Cheke was forced to make a public recantation on 4th October after a further two months in the Tower. He was made to read the longer form of recantation in front of the court and agreed to perform whatever penances the legate wished to pass. With all the humiliating recantations out of the way he was finally released from the Tower and was allowed to regain his lands that he was earlier forced to give up.

Ashamed of abandoning his faith Cheke died on 13th September 1557 in London at the home of Peter Osborne, friend and remembrancer of the exchequer. He was buried in the north chapel of St Alban’s where a momument was built in his memory.

Sir John ChekeSir John Cheke

On this day in 1590 – Pope Sixtus V died

Pope Sixtus V was born 13th December 1521 as Felice Peretti di Montalto at Grottammare. His parents were Pier Gentile and Marianna da Frontillo, they were a poor family. At an early age Felice entered a Franciscan friary at Montalto where he demonstrated the ability as a preacher and dialectician, a fable surrounds Felice as a young friar – it was said that Nostradamus approached Felice and he knelt in front of him and kissed the friar’s robes exclaiming that he was kissing the robe of a future pope!

In 1552 Felice was noticed by Cardinal Rodolfo Pio da Carpi, the protector of the Franciscan order, Cardinal Ghislieri, the future Pope Pius V and Cardinal Caraffa, the future Pope Paul IV. With those three Cardinal’s backing him Felice began to advance. He was sent to Venice as inquisitor general but he was recalled in 1560 as his conduct was too severe and arguments broke out regarding his behaviour.

After spending a short time as procurator of his order Felice in 1560 was attached to the Spanish legation that was being led by Cardinal Boncampagni, the future Pope Gregory XIII, they were sent to investigate claims of heresy against the Archbishop of Toledo, Bartolomé Carranza. Felice disliked Boncampagni and soon returned to Rome when Cardinal Ghislieri ascended to Pope Pius V. During the reign of Pope Pius V Felice was made an apostolic vicar of his order and then in 1570 a Cardinal. He took the name Cardinal Montalto.

Upon the death of Pope Pius V and the reign of Pope Gregory XIII whom Montalto disliked, Montalto lived in enforced retirement at his home the Villa Montalto that was originally built by Domenico Fontana and overlooked the Baths of Diocletian.

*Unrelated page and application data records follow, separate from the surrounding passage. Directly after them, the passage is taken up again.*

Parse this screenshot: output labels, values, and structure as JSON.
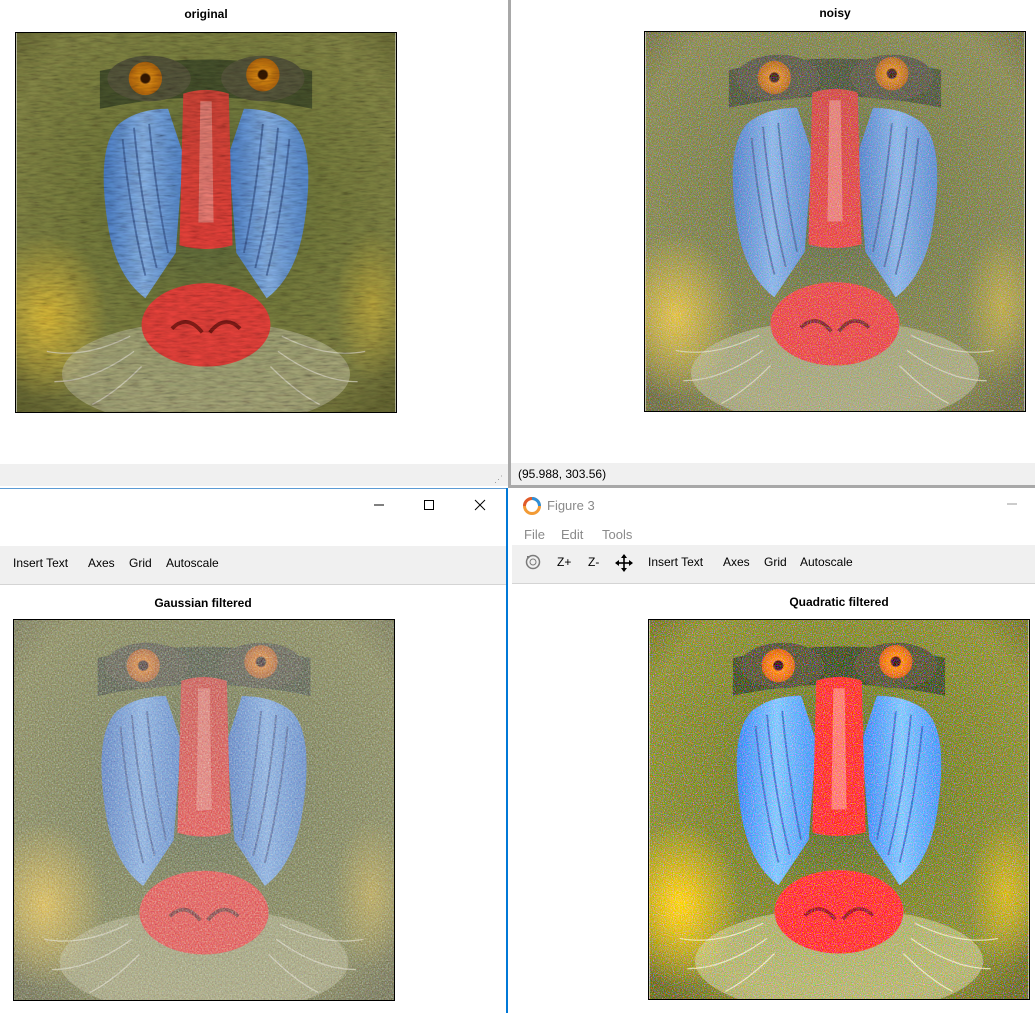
{
  "panes": {
    "top_left": {
      "title": "original"
    },
    "top_right": {
      "title": "noisy",
      "status_coords": "(95.988, 303.56)"
    },
    "bottom_left": {
      "title": "Gaussian filtered",
      "toolbar": [
        "Insert Text",
        "Axes",
        "Grid",
        "Autoscale"
      ]
    },
    "bottom_right": {
      "window_title": "Figure 3",
      "menu": [
        "File",
        "Edit",
        "Tools"
      ],
      "toolbar": {
        "zoom_in": "Z+",
        "zoom_out": "Z-",
        "items": [
          "Insert Text",
          "Axes",
          "Grid",
          "Autoscale"
        ]
      },
      "title": "Quadratic filtered"
    }
  },
  "icons": {
    "app": "octave-figure-icon",
    "minimize": "minimize-icon",
    "maximize": "maximize-icon",
    "close": "close-icon",
    "rotate": "rotate-icon",
    "pan": "pan-icon"
  },
  "colors": {
    "window_accent": "#0078d7",
    "toolbar_bg": "#f0f0f0",
    "nose_red": "#e8403a",
    "cheek_blue": "#6aa2e6",
    "eye_orange": "#e08a14",
    "fur_olive": "#7a7c3a"
  }
}
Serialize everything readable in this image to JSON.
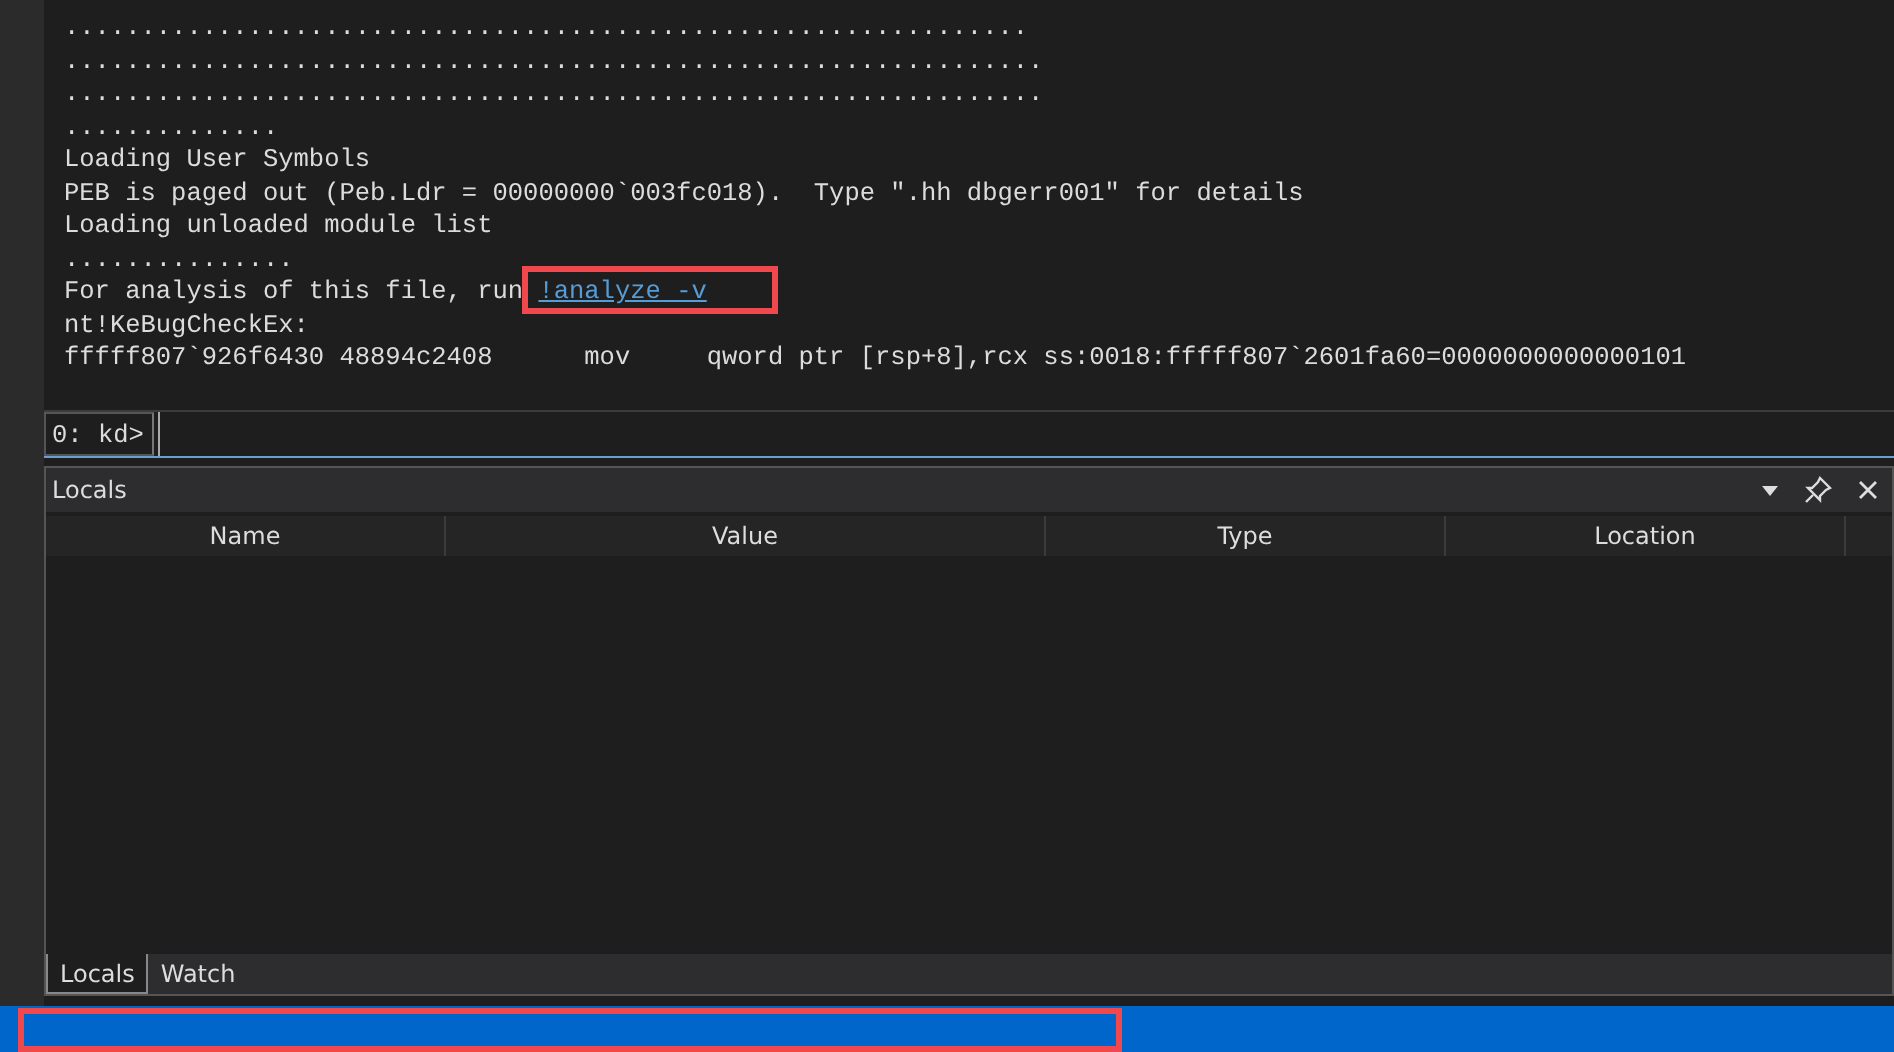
{
  "output_lines": [
    {
      "text": "..............................................................."
    },
    {
      "text": "................................................................"
    },
    {
      "text": "................................................................"
    },
    {
      "text": ".............."
    },
    {
      "text": "Loading User Symbols"
    },
    {
      "text": "PEB is paged out (Peb.Ldr = 00000000`003fc018).  Type \".hh dbgerr001\" for details"
    },
    {
      "text": "Loading unloaded module list"
    },
    {
      "text": "..............."
    },
    {
      "text": "For analysis of this file, run ",
      "link": "!analyze -v"
    },
    {
      "text": "nt!KeBugCheckEx:"
    },
    {
      "text": "fffff807`926f6430 48894c2408      mov     qword ptr [rsp+8],rcx ss:0018:fffff807`2601fa60=0000000000000101"
    }
  ],
  "command": {
    "prompt": "0: kd>"
  },
  "locals_panel": {
    "title": "Locals",
    "columns": [
      "Name",
      "Value",
      "Type",
      "Location"
    ],
    "tabs": [
      {
        "label": "Locals",
        "selected": true
      },
      {
        "label": "Watch",
        "selected": false
      }
    ]
  }
}
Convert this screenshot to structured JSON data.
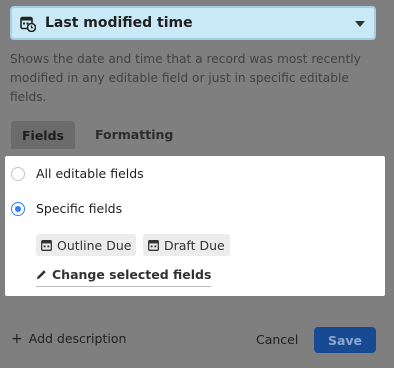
{
  "field_type": {
    "label": "Last modified time",
    "icon": "calendar-clock-icon"
  },
  "description": "Shows the date and time that a record was most recently modified in any editable field or just in specific editable fields.",
  "tabs": [
    {
      "label": "Fields",
      "active": true
    },
    {
      "label": "Formatting",
      "active": false
    }
  ],
  "options": {
    "all_fields": {
      "label": "All editable fields",
      "selected": false
    },
    "specific_fields": {
      "label": "Specific fields",
      "selected": true
    },
    "selected_fields": [
      {
        "label": "Outline Due",
        "icon": "date-field-icon"
      },
      {
        "label": "Draft Due",
        "icon": "date-field-icon"
      }
    ],
    "change_link": "Change selected fields"
  },
  "footer": {
    "add_description": "Add description",
    "cancel": "Cancel",
    "save": "Save"
  },
  "colors": {
    "accent": "#2d7ff9",
    "save_button": "#184a93",
    "type_select_bg": "#c9e9f7"
  }
}
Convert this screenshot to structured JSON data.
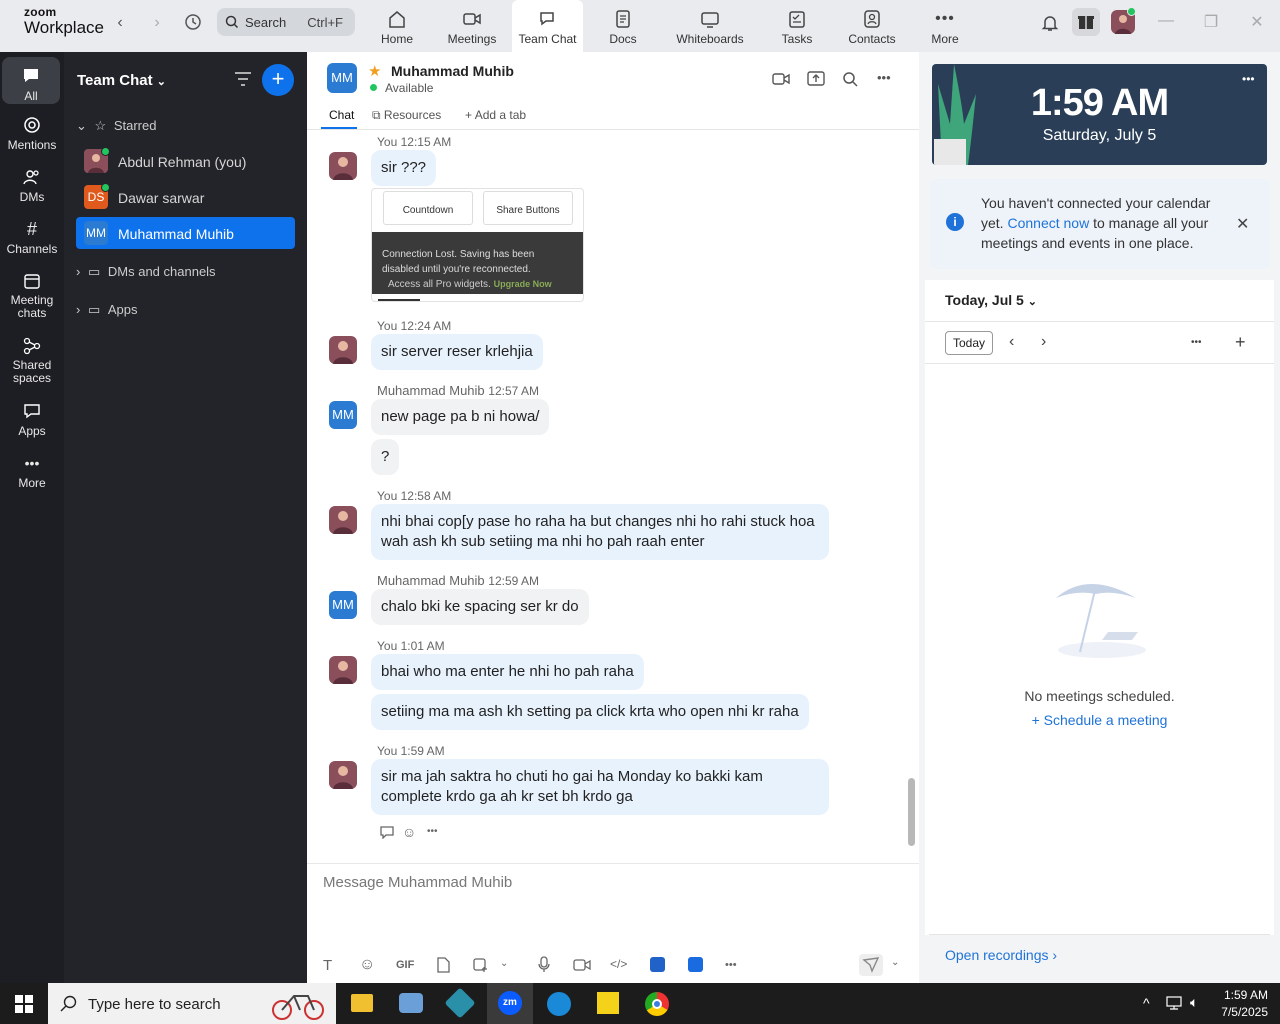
{
  "titlebar": {
    "logo_top": "zoom",
    "logo_bottom": "Workplace",
    "search_label": "Search",
    "search_shortcut": "Ctrl+F",
    "tabs": [
      {
        "label": "Home",
        "icon": "home-icon"
      },
      {
        "label": "Meetings",
        "icon": "video-icon"
      },
      {
        "label": "Team Chat",
        "icon": "chat-icon"
      },
      {
        "label": "Docs",
        "icon": "docs-icon"
      },
      {
        "label": "Whiteboards",
        "icon": "whiteboard-icon"
      },
      {
        "label": "Tasks",
        "icon": "tasks-icon"
      },
      {
        "label": "Contacts",
        "icon": "contacts-icon"
      },
      {
        "label": "More",
        "icon": "more-icon"
      }
    ],
    "active_tab": "Team Chat"
  },
  "rail": {
    "items": [
      {
        "label": "All",
        "icon": "chat-bubble-icon"
      },
      {
        "label": "Mentions",
        "icon": "at-icon"
      },
      {
        "label": "DMs",
        "icon": "people-icon"
      },
      {
        "label": "Channels",
        "icon": "hash-icon"
      },
      {
        "label": "Meeting chats",
        "icon": "calendar-icon"
      },
      {
        "label": "Shared spaces",
        "icon": "share-icon"
      },
      {
        "label": "Apps",
        "icon": "apps-icon"
      },
      {
        "label": "More",
        "icon": "more-icon"
      }
    ]
  },
  "side": {
    "title": "Team Chat",
    "starred_label": "Starred",
    "contacts": [
      {
        "name": "Abdul Rehman (you)",
        "initials": ""
      },
      {
        "name": "Dawar sarwar",
        "initials": "DS"
      },
      {
        "name": "Muhammad Muhib",
        "initials": "MM"
      }
    ],
    "dms_label": "DMs and channels",
    "apps_label": "Apps"
  },
  "chat": {
    "name": "Muhammad Muhib",
    "initials": "MM",
    "status": "Available",
    "tabs": {
      "chat": "Chat",
      "resources": "Resources",
      "add": "Add a tab"
    },
    "embed": {
      "countdown": "Countdown",
      "share_buttons": "Share Buttons",
      "lost_line1": "Connection Lost. Saving has been",
      "lost_line2": "disabled until you're reconnected.",
      "pro": "Access all Pro widgets.",
      "upgrade": "Upgrade Now"
    },
    "messages": [
      {
        "sender": "You",
        "time": "12:15 AM",
        "text": "sir ???"
      },
      {
        "sender": "You",
        "time": "12:24 AM",
        "text": "sir server reser krlehjia"
      },
      {
        "sender": "Muhammad Muhib",
        "time": "12:57 AM",
        "text": "new page pa b ni howa/"
      },
      {
        "sender": "Muhammad Muhib",
        "time": "",
        "text": "?"
      },
      {
        "sender": "You",
        "time": "12:58 AM",
        "text": "nhi bhai cop[y pase ho raha ha but changes nhi ho rahi stuck hoa wah ash kh sub setiing ma nhi ho pah raah enter"
      },
      {
        "sender": "Muhammad Muhib",
        "time": "12:59 AM",
        "text": "chalo bki ke spacing ser kr do"
      },
      {
        "sender": "You",
        "time": "1:01 AM",
        "text": "bhai who ma enter he nhi ho pah raha"
      },
      {
        "sender": "You",
        "time": "",
        "text": "setiing ma ma ash kh setting pa click krta who open nhi kr raha"
      },
      {
        "sender": "You",
        "time": "1:59 AM",
        "text": "sir ma jah saktra ho chuti ho gai ha Monday ko bakki kam complete krdo ga ah kr set bh krdo ga"
      }
    ],
    "composer_placeholder": "Message Muhammad Muhib",
    "gif_label": "GIF"
  },
  "right": {
    "time": "1:59 AM",
    "date": "Saturday, July 5",
    "notice_pre": "You haven't connected your calendar yet.",
    "notice_link": "Connect now",
    "notice_post": "to manage all your meetings and events in one place.",
    "day_label": "Today, Jul 5",
    "today_button": "Today",
    "no_meetings": "No meetings scheduled.",
    "schedule_link": "Schedule a meeting",
    "recordings_link": "Open recordings"
  },
  "taskbar": {
    "search_placeholder": "Type here to search",
    "time": "1:59 AM",
    "date": "7/5/2025"
  },
  "colors": {
    "accent": "#0e72ed",
    "rail_bg": "#1d1e23",
    "side_bg": "#232429",
    "bubble_self": "#e8f2fd"
  }
}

Pope Gregory’s reign ended in 1585 when conclave began to seek a new Pope, it is believed that Montalto was selected due to his physical vigour as the other Cardinal’s believed that it would lead to a long pontificate. Pope Gregory had left the ecclesiastical states in a bad way and Montalto who had chosen to become Pope Sixtus V became to correct the mess that had been left to him. He began by bringing thousands of brigands (highway robbers and plunderers) to justice bringing peace to his country. Sixtus also ordered the executions of anyone who had broken their vow of chastity.

Sixtus also set about restoring the finances of the church by selling offices and levying new taxes, he quickly built a surplus which he banked for emergencies such as a crusade or the defence of the Holy See. Sixtus also spent a large amount of money improving the country which included bringing water to the Acqua Felice hills, laying out new arteries in Rome which would connect the basilicas, he even made plans to replan the Colosseum as a silk spinning factory, plans that did not come to fruitation.

Pope Sixtus V completed the dome of St. Peter’s, restoration of the aqueduct of Septimius Severus and the placing of four obelisks including one in Saint Peter’s Square amongst many other projects. Sixtus also restricted the Catholic Church by limited the College of Cardinals to just 70 but he did double the number of congregations.

Pope Sixtus renewed the excommunication of Queen Elizabeth I but at the same time mistrusted King Philip II of Spain. By renewing Elizabeth’s excommunication he granted Spain a large subsidy that would go towards the Armada, but only when they landed on English soil, saving the Papacy a fortune. In the events that the Spanish did land in England Sixtus had Cardinal Allen prepare ‘An Admonition to the Nobility and Laity of England’ that would be published and distributed across England.

Pope Sixtus V died on 27th August 1590

SixtusPope Sixtus V